─── Data for this task

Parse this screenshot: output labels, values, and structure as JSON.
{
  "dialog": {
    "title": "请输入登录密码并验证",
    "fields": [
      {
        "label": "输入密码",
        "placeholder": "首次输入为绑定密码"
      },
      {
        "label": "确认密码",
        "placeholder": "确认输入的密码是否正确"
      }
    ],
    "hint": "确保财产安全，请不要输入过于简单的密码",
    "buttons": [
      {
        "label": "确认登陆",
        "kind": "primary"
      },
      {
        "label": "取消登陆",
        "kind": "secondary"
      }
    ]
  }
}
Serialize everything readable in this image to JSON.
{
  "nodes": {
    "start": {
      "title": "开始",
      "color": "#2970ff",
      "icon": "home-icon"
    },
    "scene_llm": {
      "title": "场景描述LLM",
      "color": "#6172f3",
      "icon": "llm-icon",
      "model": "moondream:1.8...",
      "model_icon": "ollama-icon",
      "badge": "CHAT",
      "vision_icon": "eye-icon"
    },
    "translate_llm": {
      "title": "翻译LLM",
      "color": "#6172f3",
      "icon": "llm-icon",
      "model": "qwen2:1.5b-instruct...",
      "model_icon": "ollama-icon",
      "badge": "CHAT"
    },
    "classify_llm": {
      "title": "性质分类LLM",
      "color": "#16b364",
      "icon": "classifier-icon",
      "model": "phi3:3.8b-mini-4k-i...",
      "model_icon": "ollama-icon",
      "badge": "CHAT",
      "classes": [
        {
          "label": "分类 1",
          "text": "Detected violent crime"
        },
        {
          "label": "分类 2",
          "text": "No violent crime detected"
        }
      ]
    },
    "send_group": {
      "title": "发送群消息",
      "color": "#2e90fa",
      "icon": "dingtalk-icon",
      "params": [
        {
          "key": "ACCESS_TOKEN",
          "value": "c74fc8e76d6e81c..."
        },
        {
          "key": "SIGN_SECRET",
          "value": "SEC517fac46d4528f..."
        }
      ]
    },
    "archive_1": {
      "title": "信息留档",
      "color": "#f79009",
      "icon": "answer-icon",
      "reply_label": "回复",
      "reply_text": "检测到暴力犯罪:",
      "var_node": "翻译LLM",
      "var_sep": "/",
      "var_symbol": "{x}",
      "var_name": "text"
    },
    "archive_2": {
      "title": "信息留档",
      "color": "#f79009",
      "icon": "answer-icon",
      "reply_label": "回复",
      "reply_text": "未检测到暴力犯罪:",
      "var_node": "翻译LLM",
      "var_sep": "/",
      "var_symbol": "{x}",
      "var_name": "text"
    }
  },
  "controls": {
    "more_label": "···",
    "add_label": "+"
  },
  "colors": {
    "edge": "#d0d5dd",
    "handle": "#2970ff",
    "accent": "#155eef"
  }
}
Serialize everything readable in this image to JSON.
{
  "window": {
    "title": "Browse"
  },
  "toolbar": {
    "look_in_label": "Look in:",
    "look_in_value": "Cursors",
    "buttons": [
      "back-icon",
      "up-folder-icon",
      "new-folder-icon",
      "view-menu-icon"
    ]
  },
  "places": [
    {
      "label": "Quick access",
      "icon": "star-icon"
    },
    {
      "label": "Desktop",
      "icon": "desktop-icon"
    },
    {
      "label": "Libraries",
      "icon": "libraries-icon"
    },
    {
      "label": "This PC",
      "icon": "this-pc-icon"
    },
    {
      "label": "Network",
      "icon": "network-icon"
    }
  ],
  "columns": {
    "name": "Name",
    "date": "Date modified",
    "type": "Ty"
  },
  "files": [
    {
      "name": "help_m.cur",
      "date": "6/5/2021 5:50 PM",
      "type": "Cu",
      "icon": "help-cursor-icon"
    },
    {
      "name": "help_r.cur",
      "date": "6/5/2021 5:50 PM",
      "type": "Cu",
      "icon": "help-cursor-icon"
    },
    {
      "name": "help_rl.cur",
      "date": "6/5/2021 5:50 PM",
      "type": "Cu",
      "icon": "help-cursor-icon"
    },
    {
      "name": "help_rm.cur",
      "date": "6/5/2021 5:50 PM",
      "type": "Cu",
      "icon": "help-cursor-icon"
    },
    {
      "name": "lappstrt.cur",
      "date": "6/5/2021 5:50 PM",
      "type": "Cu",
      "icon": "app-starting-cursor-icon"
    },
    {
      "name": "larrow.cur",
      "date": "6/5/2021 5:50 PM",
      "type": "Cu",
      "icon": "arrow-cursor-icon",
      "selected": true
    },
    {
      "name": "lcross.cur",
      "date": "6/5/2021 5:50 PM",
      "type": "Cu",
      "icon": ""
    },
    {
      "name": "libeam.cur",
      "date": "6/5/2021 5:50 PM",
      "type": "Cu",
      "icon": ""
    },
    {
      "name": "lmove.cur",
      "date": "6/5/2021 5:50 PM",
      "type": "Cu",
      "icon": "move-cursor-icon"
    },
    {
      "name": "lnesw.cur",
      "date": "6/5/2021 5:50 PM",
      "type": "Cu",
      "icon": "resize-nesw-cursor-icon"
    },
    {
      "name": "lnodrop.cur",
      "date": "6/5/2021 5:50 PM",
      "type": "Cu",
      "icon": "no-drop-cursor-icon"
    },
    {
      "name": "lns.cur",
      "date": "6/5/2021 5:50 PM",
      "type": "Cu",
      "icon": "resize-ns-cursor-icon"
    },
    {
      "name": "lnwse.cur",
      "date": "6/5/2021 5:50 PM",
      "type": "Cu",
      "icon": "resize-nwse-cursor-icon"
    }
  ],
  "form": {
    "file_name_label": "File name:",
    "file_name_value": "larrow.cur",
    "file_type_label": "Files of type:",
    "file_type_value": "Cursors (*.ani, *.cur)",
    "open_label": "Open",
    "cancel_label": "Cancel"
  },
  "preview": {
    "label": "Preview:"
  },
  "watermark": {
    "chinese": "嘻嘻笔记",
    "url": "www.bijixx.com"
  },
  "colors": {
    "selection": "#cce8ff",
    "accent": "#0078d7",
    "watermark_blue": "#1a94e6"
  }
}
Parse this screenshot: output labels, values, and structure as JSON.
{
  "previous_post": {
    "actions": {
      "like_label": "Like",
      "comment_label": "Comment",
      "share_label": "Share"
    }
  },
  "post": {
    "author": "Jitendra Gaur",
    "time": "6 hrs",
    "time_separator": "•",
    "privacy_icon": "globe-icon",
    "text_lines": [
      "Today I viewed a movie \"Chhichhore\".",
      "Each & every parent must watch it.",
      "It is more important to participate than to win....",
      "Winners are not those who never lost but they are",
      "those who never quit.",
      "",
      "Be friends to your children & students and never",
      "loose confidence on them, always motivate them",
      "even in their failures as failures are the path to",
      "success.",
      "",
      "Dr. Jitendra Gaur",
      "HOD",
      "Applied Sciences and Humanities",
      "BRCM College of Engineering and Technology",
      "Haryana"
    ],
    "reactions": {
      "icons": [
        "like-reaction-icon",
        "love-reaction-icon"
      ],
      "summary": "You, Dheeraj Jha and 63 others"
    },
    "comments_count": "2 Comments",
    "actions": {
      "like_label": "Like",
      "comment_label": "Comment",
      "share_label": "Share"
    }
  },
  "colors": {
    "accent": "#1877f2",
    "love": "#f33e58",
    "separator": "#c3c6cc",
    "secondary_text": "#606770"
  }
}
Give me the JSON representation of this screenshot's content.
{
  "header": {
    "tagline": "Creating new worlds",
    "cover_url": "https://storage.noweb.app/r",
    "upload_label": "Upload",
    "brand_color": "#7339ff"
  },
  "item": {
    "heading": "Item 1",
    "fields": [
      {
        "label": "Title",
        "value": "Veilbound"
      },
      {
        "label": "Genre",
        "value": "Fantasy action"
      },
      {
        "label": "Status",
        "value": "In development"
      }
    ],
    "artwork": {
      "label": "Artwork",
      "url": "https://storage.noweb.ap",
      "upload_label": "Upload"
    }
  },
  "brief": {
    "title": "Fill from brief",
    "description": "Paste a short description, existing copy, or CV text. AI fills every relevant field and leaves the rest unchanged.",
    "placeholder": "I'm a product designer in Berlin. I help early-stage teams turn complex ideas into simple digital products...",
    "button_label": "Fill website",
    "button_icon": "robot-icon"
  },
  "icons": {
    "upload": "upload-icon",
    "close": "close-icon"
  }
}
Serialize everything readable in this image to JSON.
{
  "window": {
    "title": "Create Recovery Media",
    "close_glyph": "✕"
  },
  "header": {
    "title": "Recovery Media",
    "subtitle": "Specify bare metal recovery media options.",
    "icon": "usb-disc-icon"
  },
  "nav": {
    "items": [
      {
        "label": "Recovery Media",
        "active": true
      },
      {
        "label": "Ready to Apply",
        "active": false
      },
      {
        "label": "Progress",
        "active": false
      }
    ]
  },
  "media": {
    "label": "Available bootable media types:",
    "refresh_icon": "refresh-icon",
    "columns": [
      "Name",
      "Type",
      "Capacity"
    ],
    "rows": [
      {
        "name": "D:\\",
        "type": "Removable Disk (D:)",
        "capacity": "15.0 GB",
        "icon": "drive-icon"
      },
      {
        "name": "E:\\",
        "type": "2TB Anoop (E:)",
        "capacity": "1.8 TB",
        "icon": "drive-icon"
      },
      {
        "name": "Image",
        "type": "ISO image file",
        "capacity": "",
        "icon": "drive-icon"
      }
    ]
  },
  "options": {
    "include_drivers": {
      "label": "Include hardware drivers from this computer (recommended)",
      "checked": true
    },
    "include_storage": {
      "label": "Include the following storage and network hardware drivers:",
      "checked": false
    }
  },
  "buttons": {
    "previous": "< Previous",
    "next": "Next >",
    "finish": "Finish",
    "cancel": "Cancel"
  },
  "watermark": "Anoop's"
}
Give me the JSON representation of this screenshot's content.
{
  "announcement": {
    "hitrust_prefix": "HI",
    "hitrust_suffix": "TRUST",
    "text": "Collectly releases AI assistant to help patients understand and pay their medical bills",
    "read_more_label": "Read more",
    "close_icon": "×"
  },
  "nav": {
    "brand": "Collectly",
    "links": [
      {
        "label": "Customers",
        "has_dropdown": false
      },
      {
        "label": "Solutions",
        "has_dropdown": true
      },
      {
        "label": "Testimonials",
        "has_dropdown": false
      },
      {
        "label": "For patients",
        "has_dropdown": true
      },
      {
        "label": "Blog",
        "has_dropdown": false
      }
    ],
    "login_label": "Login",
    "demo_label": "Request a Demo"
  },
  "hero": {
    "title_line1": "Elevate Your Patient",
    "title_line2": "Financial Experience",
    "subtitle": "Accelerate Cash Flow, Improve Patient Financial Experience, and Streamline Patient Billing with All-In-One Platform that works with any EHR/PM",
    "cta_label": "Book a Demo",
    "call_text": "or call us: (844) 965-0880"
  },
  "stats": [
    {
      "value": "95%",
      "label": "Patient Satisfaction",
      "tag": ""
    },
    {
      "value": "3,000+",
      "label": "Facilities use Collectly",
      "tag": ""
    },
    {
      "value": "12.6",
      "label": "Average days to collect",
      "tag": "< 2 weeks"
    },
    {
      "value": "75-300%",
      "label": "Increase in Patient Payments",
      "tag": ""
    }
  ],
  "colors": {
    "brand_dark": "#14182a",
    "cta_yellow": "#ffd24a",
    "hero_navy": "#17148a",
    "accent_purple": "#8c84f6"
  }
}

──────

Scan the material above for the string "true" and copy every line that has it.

### Result for this task
      "selected": true
        "active": true
      "checked": true
        "has_dropdown": true
        "has_dropdown": true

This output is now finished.